* _YOUR INSTRUCTIONS_: Without leaving anything out, print every line of the data.

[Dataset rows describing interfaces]
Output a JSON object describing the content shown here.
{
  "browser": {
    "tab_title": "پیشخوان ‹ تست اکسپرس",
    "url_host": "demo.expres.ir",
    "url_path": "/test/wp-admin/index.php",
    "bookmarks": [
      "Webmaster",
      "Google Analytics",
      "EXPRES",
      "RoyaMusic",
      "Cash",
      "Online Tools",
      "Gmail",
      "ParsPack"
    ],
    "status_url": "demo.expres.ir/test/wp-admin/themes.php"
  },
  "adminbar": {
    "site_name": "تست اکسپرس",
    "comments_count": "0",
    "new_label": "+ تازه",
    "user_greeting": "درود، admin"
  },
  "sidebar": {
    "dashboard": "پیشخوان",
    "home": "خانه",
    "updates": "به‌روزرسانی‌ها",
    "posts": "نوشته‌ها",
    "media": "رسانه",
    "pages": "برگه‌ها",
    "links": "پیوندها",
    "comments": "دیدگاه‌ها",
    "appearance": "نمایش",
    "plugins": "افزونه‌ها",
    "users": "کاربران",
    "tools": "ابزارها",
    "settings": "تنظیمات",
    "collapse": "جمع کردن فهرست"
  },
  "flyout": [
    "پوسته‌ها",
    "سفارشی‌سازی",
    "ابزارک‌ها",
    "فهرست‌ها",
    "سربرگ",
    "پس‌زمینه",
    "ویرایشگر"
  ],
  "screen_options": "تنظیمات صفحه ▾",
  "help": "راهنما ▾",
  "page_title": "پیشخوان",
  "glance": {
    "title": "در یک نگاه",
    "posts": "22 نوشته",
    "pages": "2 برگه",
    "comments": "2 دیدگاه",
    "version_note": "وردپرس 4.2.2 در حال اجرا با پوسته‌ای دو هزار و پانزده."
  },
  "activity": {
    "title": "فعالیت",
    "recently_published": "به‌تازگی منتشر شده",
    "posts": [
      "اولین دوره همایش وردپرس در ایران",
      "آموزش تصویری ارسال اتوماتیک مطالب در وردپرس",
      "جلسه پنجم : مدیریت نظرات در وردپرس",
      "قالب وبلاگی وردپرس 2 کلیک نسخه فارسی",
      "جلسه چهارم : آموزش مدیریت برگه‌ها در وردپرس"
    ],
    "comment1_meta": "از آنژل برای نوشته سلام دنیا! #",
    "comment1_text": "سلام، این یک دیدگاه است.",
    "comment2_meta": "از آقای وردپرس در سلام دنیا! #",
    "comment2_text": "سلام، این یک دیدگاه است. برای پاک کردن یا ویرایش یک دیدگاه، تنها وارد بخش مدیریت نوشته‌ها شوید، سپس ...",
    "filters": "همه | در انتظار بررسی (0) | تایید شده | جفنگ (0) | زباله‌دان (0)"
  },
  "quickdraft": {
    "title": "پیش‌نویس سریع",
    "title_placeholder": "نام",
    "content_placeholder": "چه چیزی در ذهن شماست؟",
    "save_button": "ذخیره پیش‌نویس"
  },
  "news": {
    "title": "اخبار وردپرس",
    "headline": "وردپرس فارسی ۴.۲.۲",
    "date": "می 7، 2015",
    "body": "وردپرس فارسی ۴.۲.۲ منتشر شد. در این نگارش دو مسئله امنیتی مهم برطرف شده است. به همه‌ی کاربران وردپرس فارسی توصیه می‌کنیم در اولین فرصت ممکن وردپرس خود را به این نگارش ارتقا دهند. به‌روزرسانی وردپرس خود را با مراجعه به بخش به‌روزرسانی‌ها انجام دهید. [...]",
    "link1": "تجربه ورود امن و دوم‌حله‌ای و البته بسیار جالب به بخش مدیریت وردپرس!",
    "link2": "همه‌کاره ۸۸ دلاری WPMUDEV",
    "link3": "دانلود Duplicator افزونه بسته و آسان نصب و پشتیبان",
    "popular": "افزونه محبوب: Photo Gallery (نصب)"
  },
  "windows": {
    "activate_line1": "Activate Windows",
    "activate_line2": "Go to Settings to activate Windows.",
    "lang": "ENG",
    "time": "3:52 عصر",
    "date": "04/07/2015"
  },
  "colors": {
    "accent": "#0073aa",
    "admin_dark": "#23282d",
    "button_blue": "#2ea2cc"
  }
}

* _ANSWER BELOW_:
Output a JSON object describing the content shown here.
{
  "browser": {
    "tab_title": "پیشخوان ‹ تست اکسپرس",
    "url_host": "demo.expres.ir",
    "url_path": "/test/wp-admin/index.php",
    "bookmarks": [
      "Webmaster",
      "Google Analytics",
      "EXPRES",
      "RoyaMusic",
      "Cash",
      "Online Tools",
      "Gmail",
      "ParsPack"
    ],
    "status_url": "demo.expres.ir/test/wp-admin/themes.php"
  },
  "adminbar": {
    "site_name": "تست اکسپرس",
    "comments_count": "0",
    "new_label": "+ تازه",
    "user_greeting": "درود، admin"
  },
  "sidebar": {
    "dashboard": "پیشخوان",
    "home": "خانه",
    "updates": "به‌روزرسانی‌ها",
    "posts": "نوشته‌ها",
    "media": "رسانه",
    "pages": "برگه‌ها",
    "links": "پیوندها",
    "comments": "دیدگاه‌ها",
    "appearance": "نمایش",
    "plugins": "افزونه‌ها",
    "users": "کاربران",
    "tools": "ابزارها",
    "settings": "تنظیمات",
    "collapse": "جمع کردن فهرست"
  },
  "flyout": [
    "پوسته‌ها",
    "سفارشی‌سازی",
    "ابزارک‌ها",
    "فهرست‌ها",
    "سربرگ",
    "پس‌زمینه",
    "ویرایشگر"
  ],
  "screen_options": "تنظیمات صفحه ▾",
  "help": "راهنما ▾",
  "page_title": "پیشخوان",
  "glance": {
    "title": "در یک نگاه",
    "posts": "22 نوشته",
    "pages": "2 برگه",
    "comments": "2 دیدگاه",
    "version_note": "وردپرس 4.2.2 در حال اجرا با پوسته‌ای دو هزار و پانزده."
  },
  "activity": {
    "title": "فعالیت",
    "recently_published": "به‌تازگی منتشر شده",
    "posts": [
      "اولین دوره همایش وردپرس در ایران",
      "آموزش تصویری ارسال اتوماتیک مطالب در وردپرس",
      "جلسه پنجم : مدیریت نظرات در وردپرس",
      "قالب وبلاگی وردپرس 2 کلیک نسخه فارسی",
      "جلسه چهارم : آموزش مدیریت برگه‌ها در وردپرس"
    ],
    "comment1_meta": "از آنژل برای نوشته سلام دنیا! #",
    "comment1_text": "سلام، این یک دیدگاه است.",
    "comment2_meta": "از آقای وردپرس در سلام دنیا! #",
    "comment2_text": "سلام، این یک دیدگاه است. برای پاک کردن یا ویرایش یک دیدگاه، تنها وارد بخش مدیریت نوشته‌ها شوید، سپس ...",
    "filters": "همه | در انتظار بررسی (0) | تایید شده | جفنگ (0) | زباله‌دان (0)"
  },
  "quickdraft": {
    "title": "پیش‌نویس سریع",
    "title_placeholder": "نام",
    "content_placeholder": "چه چیزی در ذهن شماست؟",
    "save_button": "ذخیره پیش‌نویس"
  },
  "news": {
    "title": "اخبار وردپرس",
    "headline": "وردپرس فارسی ۴.۲.۲",
    "date": "می 7، 2015",
    "body": "وردپرس فارسی ۴.۲.۲ منتشر شد. در این نگارش دو مسئله امنیتی مهم برطرف شده است. به همه‌ی کاربران وردپرس فارسی توصیه می‌کنیم در اولین فرصت ممکن وردپرس خود را به این نگارش ارتقا دهند. به‌روزرسانی وردپرس خود را با مراجعه به بخش به‌روزرسانی‌ها انجام دهید. [...]",
    "link1": "تجربه ورود امن و دوم‌حله‌ای و البته بسیار جالب به بخش مدیریت وردپرس!",
    "link2": "همه‌کاره ۸۸ دلاری WPMUDEV",
    "link3": "دانلود Duplicator افزونه بسته و آسان نصب و پشتیبان",
    "popular": "افزونه محبوب: Photo Gallery (نصب)"
  },
  "windows": {
    "activate_line1": "Activate Windows",
    "activate_line2": "Go to Settings to activate Windows.",
    "lang": "ENG",
    "time": "3:52 عصر",
    "date": "04/07/2015"
  },
  "colors": {
    "accent": "#0073aa",
    "admin_dark": "#23282d",
    "button_blue": "#2ea2cc"
  }
}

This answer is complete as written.